[ENTRIES SUPPLIED Boundary: Start]

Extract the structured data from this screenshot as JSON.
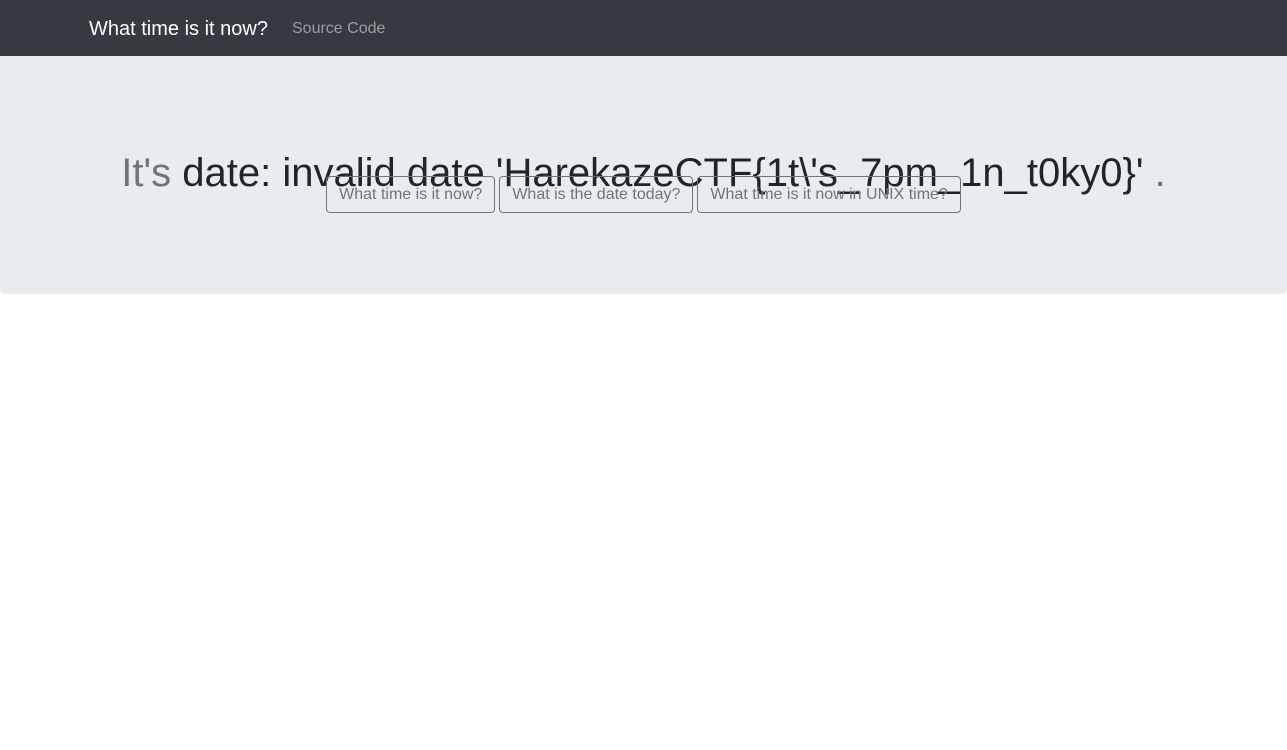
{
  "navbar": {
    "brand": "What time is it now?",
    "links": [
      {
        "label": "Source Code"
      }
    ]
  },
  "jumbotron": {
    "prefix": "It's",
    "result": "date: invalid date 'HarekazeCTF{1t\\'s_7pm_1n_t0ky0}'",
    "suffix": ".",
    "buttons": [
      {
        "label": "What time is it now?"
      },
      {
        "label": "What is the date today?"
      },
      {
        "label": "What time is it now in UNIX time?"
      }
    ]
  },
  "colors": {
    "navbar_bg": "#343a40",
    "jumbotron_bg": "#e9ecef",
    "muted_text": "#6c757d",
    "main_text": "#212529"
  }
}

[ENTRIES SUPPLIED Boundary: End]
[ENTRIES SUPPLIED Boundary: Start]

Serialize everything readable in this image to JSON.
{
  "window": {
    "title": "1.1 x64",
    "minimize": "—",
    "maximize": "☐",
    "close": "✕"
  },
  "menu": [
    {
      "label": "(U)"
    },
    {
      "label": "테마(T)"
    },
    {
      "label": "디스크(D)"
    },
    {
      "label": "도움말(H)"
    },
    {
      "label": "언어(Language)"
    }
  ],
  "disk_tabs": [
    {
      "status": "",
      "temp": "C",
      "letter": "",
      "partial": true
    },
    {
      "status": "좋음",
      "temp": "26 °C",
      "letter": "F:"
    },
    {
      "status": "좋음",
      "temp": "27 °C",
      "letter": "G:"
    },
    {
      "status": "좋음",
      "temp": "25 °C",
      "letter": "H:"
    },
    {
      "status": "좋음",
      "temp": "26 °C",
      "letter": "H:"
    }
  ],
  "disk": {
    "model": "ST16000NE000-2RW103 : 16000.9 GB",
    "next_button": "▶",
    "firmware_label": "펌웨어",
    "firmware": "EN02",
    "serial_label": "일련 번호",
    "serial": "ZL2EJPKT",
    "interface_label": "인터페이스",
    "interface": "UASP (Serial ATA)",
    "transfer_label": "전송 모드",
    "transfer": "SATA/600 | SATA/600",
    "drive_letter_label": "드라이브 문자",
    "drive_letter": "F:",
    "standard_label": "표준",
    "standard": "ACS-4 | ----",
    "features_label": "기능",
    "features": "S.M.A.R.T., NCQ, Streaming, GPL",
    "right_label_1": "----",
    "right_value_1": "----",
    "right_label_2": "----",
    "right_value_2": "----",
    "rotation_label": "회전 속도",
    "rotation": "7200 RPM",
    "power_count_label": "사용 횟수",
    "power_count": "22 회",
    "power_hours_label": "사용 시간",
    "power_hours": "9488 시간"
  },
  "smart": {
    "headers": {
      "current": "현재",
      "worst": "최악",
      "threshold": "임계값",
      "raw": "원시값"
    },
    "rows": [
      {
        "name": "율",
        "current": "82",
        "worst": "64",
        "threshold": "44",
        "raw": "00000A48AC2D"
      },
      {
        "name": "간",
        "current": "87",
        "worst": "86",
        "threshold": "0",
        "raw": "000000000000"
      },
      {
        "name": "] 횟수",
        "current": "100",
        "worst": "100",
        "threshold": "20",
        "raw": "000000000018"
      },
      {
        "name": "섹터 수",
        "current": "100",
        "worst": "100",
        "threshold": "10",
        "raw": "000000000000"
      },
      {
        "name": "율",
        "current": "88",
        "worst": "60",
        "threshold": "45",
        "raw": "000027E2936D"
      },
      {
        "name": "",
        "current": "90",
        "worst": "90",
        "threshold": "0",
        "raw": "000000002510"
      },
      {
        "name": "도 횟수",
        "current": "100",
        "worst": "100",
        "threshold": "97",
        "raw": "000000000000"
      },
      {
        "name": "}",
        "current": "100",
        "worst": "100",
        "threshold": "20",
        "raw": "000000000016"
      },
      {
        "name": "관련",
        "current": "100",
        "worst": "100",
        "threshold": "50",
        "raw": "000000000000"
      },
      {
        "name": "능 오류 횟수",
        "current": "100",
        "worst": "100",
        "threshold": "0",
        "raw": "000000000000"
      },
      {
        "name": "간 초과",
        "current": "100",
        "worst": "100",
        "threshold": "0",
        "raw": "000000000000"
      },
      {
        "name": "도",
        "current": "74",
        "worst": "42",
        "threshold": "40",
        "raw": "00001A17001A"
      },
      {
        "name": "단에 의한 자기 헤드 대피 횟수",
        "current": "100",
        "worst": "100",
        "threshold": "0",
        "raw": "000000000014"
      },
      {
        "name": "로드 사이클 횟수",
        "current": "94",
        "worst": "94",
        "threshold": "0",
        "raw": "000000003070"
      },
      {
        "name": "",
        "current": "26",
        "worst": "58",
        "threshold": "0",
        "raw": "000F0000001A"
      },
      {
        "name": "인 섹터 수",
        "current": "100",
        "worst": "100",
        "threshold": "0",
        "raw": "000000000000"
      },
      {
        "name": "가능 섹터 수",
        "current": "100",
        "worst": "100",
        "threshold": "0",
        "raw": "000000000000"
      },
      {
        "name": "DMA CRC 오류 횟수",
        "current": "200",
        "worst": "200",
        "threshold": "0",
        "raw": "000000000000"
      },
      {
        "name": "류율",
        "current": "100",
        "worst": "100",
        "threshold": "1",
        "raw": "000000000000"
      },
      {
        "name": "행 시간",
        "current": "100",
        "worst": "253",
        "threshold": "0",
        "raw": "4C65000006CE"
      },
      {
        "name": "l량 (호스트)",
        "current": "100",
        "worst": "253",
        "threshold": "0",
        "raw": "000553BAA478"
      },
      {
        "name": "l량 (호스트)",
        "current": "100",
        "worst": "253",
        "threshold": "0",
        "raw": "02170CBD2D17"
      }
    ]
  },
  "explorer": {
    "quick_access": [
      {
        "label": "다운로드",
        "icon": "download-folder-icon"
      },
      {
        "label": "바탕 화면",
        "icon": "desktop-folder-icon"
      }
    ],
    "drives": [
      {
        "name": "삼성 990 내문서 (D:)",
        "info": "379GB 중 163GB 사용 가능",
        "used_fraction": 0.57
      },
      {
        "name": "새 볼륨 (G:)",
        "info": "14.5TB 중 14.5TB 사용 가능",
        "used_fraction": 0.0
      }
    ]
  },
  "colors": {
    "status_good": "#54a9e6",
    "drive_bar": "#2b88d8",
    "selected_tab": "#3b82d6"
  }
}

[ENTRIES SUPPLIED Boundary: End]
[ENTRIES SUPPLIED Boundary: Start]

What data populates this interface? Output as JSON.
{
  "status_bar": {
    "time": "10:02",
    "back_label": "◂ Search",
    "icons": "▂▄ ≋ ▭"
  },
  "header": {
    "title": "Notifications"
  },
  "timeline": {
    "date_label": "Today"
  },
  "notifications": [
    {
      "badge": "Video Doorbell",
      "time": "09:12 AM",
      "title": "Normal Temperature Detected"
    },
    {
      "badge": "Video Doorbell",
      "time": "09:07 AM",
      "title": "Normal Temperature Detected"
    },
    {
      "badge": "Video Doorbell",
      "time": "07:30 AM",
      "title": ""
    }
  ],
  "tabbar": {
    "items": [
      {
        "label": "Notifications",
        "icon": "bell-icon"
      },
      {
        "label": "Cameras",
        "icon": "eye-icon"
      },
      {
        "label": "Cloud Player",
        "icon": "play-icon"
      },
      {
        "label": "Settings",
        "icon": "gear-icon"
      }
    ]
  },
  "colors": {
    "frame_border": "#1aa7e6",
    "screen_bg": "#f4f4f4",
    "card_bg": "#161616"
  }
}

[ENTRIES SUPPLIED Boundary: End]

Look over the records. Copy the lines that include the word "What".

    "brand": "What time is it now?",
        "label": "What time is it now?"
        "label": "What is the date today?"
        "label": "What time is it now in UNIX time?"
What data populates this interface? Output as JSON.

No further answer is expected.